We also have to prepare ourselves for the possibility that many more people will die. The most trying challenge will therefore be not to turn into Zombies no matter how terrifying our immediate prospects are, but to hang on to our common humanity. No, we are not Zombies, and no human being is disposable.
 Henry A. Giroux, Zombie Politics and Culture in the Age of Casino Capitalism, New York: Peter Lang, 2011.
 Matti Bunzl, Anti-Semitism and Islamophobia. Hatreds Old and New in Europe, Chicago: University of Chicago Press, 2007.
 A recent video of PSV Eindhoven supporters humiliating a group of Roma women strongly suggests that this ejection of the other from the universe of mutual obligations is now a universal reality among segments of European societies. I do not provide a link to the video, as I find it grossly indecent and dehumanising. I would like to add an anecdote though: I came across these terrifying scenes the day after I attended a workshop at the Dutch Centre for Genocide Studies, where among many great scholars, a respected Dutch genocide scholar spoke of the cultural dispositions of Middle Eastern men, who are prone to violence and inhuman behaviour.
 There is a wide range of videos with this title (often with add-ons like "The Tidal Wave" of "The death of Europe"), translated into all major languages available on Youtube.
 Yohanan Benhaim and Kerem Öktem, 'The rise and fall of Turkey’s soft power discourse. Discourse in foreign policy under Davutoğlu and Erdoğan', European Journal of Turkish Studies (21) 2015. Available here.

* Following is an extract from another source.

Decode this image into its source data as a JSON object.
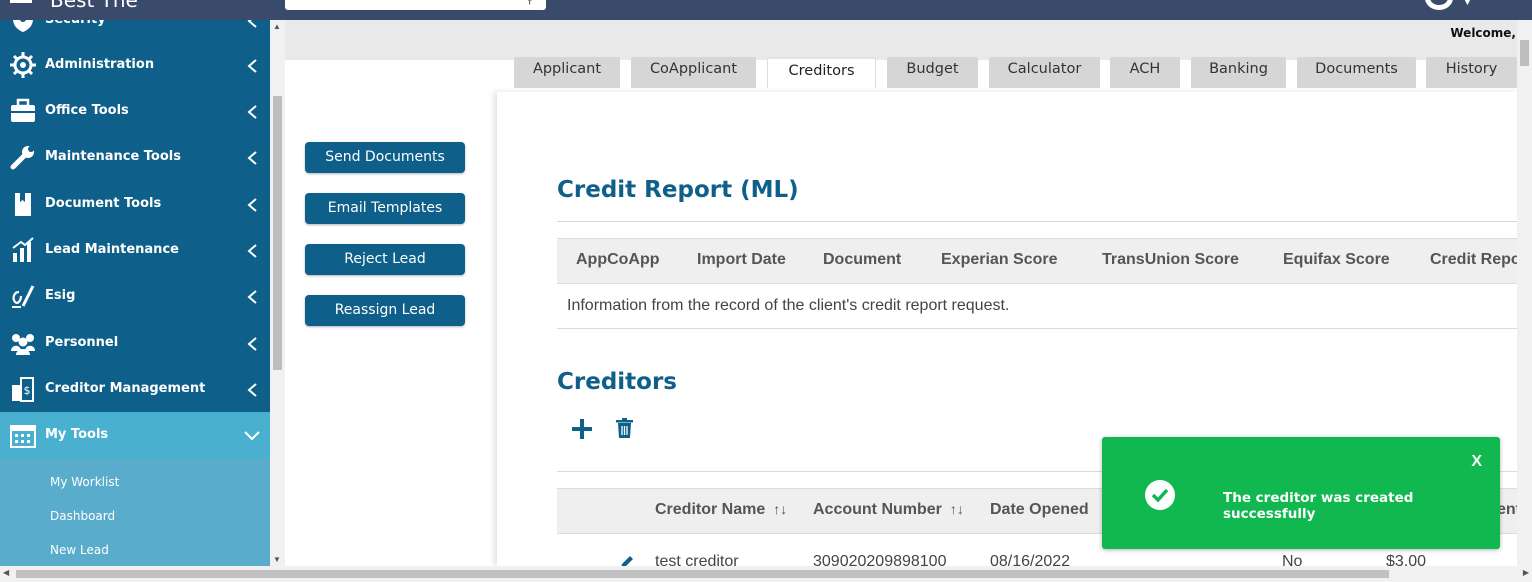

 Mark Mazower, Dark Continent. Europe's Twentieth Century, New York: Random House, 1998.